| WHAT IS EXPECTED |
Across the records below, how many lines include the word "this"? State only the number.

====== EXERCISE MATERIALS

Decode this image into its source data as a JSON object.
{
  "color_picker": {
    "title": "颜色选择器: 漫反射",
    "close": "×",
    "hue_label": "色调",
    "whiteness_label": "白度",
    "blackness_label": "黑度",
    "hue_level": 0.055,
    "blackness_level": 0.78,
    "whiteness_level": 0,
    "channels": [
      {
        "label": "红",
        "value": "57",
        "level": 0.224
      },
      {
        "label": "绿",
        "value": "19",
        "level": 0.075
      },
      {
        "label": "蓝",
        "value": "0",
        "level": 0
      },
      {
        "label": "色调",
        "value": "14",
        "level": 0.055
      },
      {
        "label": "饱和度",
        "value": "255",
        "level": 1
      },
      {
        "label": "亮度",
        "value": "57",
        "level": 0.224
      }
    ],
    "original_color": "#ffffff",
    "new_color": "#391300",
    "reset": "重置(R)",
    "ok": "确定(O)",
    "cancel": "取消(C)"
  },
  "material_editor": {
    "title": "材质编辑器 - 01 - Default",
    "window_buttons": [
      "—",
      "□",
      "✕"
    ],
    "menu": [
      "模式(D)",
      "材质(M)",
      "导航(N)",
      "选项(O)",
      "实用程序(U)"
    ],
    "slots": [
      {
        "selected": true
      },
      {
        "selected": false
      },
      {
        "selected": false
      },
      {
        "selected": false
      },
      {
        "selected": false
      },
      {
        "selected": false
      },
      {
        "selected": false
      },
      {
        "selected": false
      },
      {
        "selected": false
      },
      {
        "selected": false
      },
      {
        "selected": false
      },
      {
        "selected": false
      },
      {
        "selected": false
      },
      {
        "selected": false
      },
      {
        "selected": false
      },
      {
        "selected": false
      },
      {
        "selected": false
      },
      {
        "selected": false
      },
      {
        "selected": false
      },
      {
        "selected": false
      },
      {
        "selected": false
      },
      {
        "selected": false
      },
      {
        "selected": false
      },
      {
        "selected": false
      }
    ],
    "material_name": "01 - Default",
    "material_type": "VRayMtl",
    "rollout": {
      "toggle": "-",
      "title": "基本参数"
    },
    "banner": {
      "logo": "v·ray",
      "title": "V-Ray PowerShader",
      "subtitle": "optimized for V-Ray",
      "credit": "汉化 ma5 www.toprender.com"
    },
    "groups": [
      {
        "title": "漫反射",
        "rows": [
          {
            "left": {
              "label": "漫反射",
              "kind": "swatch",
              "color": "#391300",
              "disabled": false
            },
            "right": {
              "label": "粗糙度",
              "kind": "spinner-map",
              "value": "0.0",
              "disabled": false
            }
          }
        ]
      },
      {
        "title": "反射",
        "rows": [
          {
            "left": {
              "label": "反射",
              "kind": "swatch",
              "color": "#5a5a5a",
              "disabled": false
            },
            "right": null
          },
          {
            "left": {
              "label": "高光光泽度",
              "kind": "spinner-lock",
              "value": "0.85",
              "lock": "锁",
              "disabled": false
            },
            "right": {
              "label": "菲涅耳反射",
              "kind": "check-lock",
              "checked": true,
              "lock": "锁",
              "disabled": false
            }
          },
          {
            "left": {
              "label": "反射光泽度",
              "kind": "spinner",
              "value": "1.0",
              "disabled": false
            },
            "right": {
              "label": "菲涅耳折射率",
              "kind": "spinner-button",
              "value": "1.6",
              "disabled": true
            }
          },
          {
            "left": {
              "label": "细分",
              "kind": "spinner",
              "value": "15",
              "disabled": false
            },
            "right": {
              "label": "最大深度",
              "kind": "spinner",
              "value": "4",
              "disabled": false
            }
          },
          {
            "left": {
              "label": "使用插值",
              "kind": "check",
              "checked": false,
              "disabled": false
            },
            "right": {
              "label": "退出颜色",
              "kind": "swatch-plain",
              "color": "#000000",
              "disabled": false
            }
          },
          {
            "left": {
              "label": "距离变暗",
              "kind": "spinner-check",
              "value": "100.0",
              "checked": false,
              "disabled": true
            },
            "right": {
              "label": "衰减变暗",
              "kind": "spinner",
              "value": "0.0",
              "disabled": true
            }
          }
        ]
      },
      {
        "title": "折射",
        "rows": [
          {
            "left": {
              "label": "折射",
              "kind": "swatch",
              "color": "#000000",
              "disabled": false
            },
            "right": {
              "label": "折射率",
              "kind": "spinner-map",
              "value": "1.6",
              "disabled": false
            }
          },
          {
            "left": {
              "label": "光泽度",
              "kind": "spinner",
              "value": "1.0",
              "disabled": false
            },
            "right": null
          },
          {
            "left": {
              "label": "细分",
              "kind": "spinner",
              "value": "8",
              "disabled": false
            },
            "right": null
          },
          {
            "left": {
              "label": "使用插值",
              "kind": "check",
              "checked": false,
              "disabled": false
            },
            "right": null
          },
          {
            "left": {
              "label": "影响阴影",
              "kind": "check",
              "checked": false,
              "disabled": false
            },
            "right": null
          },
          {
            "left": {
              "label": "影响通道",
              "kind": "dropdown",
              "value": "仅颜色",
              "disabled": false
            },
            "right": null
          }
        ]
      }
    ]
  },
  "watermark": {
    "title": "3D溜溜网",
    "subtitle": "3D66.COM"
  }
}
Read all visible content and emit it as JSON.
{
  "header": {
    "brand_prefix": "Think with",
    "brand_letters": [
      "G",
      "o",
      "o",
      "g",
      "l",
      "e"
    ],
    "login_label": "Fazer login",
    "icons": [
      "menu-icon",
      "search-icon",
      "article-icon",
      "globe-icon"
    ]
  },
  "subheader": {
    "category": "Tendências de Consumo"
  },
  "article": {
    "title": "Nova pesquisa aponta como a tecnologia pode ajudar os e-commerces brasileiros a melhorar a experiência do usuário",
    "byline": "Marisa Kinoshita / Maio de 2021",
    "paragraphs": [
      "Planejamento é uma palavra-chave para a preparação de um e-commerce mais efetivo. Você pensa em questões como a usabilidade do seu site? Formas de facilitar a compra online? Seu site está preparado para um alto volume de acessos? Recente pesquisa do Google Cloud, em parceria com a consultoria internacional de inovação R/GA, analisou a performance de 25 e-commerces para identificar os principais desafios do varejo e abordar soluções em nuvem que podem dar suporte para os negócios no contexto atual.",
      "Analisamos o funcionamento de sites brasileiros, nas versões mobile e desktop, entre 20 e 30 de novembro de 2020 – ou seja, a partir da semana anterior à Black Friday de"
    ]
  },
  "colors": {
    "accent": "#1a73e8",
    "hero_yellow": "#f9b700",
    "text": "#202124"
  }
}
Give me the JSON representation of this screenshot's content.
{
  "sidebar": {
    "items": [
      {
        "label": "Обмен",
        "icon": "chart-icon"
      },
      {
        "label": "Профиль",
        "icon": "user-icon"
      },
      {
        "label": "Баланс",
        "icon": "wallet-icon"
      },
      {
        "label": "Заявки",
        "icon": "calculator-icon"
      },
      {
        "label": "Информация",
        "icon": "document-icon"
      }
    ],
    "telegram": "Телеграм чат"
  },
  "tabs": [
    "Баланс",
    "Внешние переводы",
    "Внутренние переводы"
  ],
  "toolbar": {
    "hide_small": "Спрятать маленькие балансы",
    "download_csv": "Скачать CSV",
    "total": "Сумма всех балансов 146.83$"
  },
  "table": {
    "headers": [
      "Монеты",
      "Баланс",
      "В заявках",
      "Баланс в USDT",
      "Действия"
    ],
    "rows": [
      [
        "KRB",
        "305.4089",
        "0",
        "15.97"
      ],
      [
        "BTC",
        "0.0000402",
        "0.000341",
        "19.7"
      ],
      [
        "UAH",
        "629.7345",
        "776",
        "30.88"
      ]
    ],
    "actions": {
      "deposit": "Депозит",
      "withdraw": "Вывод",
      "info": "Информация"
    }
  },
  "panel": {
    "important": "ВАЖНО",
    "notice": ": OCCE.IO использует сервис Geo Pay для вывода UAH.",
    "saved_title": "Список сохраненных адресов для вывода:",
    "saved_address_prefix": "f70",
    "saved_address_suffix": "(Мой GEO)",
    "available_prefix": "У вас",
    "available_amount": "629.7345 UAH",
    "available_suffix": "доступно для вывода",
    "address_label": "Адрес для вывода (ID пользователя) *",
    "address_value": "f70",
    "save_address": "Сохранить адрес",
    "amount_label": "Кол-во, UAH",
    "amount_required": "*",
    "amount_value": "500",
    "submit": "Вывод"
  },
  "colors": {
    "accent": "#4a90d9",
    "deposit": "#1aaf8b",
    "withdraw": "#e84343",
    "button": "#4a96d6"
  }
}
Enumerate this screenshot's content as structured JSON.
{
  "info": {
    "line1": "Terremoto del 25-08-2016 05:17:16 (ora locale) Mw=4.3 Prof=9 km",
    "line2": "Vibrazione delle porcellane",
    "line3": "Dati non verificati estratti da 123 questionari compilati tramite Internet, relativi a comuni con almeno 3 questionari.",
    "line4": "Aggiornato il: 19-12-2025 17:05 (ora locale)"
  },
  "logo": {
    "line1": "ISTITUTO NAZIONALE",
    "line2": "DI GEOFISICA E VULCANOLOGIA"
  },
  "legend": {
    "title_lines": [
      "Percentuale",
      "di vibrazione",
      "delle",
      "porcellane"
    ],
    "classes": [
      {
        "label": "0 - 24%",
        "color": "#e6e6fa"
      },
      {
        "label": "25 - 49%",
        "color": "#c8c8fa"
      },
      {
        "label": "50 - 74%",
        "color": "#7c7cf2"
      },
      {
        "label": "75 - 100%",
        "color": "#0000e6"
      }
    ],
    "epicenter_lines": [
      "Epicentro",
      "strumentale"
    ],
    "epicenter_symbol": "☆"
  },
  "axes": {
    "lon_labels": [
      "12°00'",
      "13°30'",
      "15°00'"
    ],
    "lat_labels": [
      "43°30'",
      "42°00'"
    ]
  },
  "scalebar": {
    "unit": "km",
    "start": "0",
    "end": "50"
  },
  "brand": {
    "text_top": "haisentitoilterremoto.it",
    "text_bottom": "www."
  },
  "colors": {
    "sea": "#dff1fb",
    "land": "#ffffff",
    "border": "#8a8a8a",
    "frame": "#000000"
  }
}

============

| RESULT OF THE TASK |
3